Carr also routinely refers to Socrates as an orator, which is certainly not how Socrates viewed himself. He correctly notes that Socrates eschewed writing, partly because (as is discussed in the Phaedrus, one of the weirder Platonic dialogues), the old Egyptian priest claimed that it tended to weaken the memory. This is true, but it’s only one of Socrates’ reasons. He also disdained writing and oratory both because they were one-way forms of communication. What he valued (as can be found elsewhere throughout his work) is the give-and-take of two-way conversation: in the Greek, διαλέγεσθαι (dialegesthai) — the root of our own “dialogue” and “dialectic”. He believed that the exchange was uniquely capable of allowing people to dig out the truth.

In the Apology (which I’m now reading with some terrific students in Greek III), Socrates specifically and fairly extensively begs to be excused from having to talk like an orator. This is how the dialogue begins:

How you, men of Athens, have been affected by my accusers, I do not know; but I, for my part, almost forgot my own identity, so persuasively did they talk; and yet there is hardly a word of truth in what they have said. But I was most amazed by one of the many lies that they told—when they said that you must be on your guard not to be deceived by me, because I was a clever speaker. For I thought it the most shameless part of their conduct that they are not ashamed because they will immediately be convicted by me of falsehood by the evidence of fact, when I show myself to be not in the least a clever speaker, unless indeed they call him a clever speaker who speaks the truth; for if this is what they mean, I would agree that I am an orator—not after their fashion. Now they, as I say, have said little or nothing true; but you shall hear from me nothing but the truth. Not, however, men of Athens, speeches finely tricked out with words and phrases, as theirs are, nor carefully arranged, but you will hear things said at random with the words that happen to occur to me. For I trust that what I say is just; and let none of you expect anything else. For surely it would not be fitting for one of my age to come before you like a youngster making up speeches. And, men of Athens, I urgently beg and beseech you if you hear me making my defence with the same words with which I have been accustomed to speak both in the market place at the bankers tables, where many of you have heard me, and elsewhere, not to be surprised or to make a disturbance on this account. For the fact is that this is the first time I have come before the court, although I am seventy years old; I am therefore an utter foreigner to the manner of speech here.
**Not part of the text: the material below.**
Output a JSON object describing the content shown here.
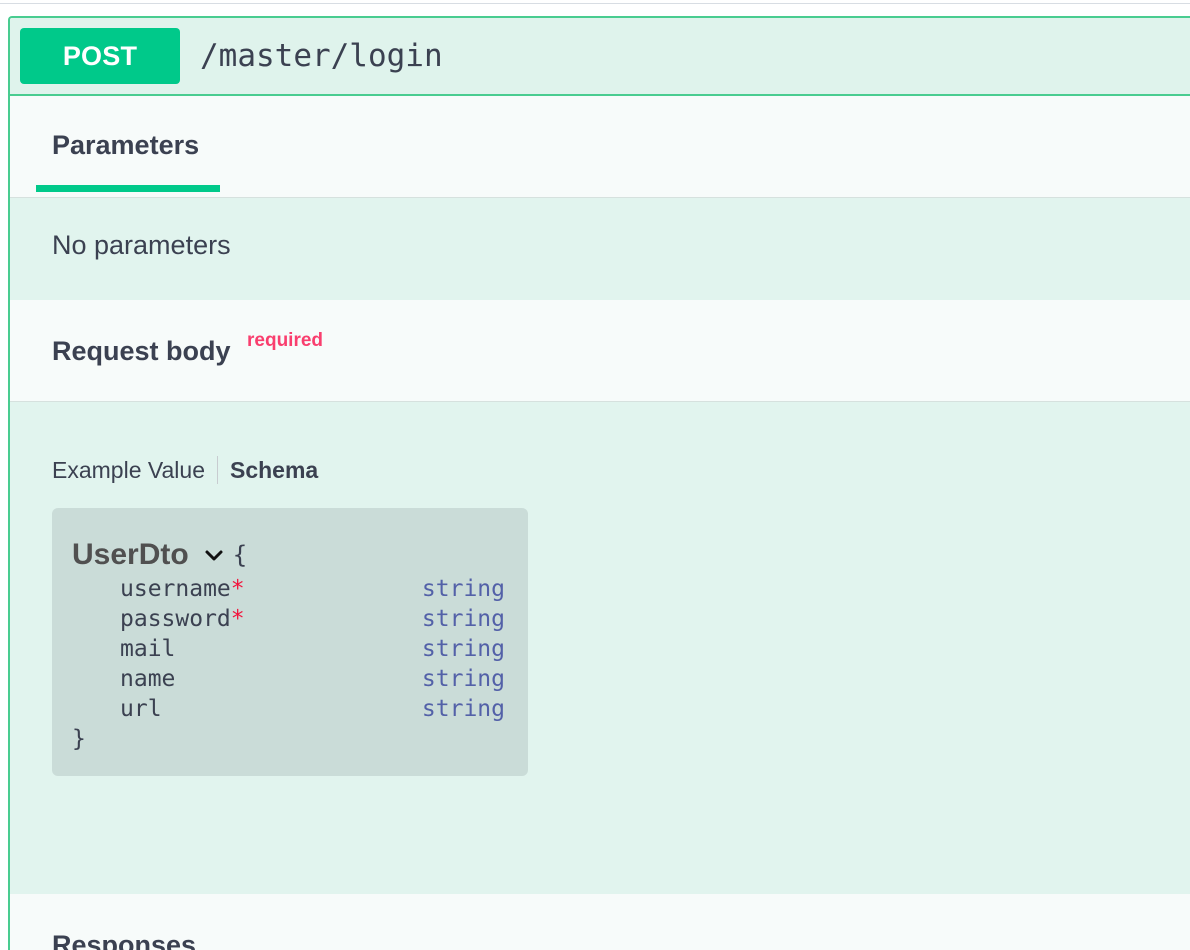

Hence, just as you would, of course, if I were really a foreigner, pardon me if I spoke in that dialect and that manner in which I had been brought up, so now I make this request of you, a fair one, as it seems to me, that you disregard the manner of my speech—for perhaps it might be worse and perhaps better—and observe and pay attention merely to this, whether what I say is just or not; for that is the virtue of a judge, and an orator’s virtue is to speak the truth.
(Plat. Apol., 17a-18a, tr. Harold North Fowler).
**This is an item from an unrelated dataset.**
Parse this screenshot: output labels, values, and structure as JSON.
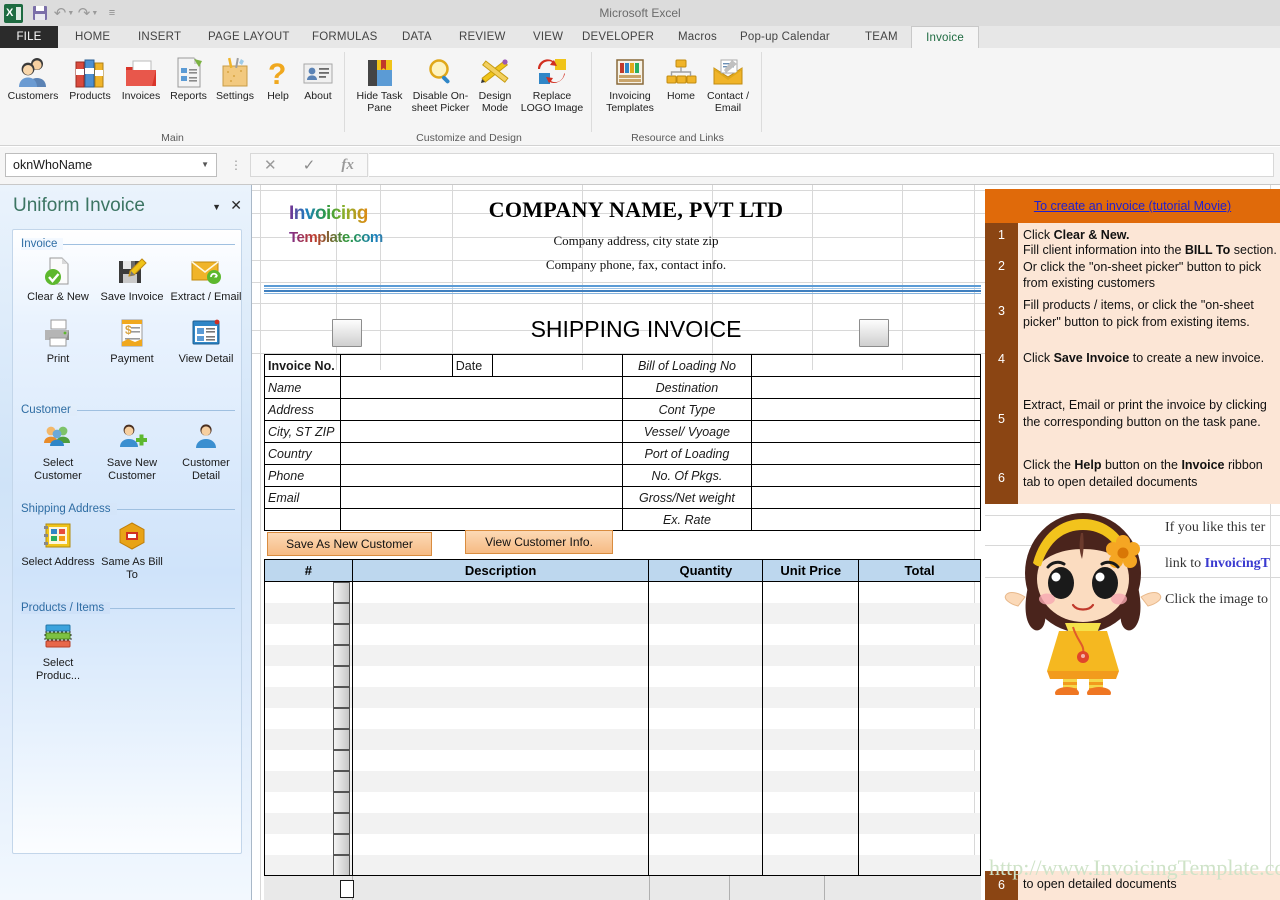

One of the things that struck me while I was reading the latter stretches of this book was the subject I raised last May: when a tool — any tool — becomes autonomous, we’re heading for trouble with it. We pour much of who and what we are into our tools, and the making of tools is apparently very much a part of our nature as human beings. We are homo faber — man the maker — as much as we are homo sapiens. That is, as I take it, a good thing. With our tools we have been able to do many things that are worth doing, and that could not have been done otherwise. But we must always hold our tools accountable to our higher purposes. The mere fact that one can do something with a given tool does not mean that it’s a good thing. They say the man with a hammer sees every problem as a nail. That adage still holds good. We can be empowered by our tools, but every one comes at a cost — a cost to us in terms of who we are and how we work, and what ends our work ultimately serves. There is some power in choosing not to use certain tools on certain occasions.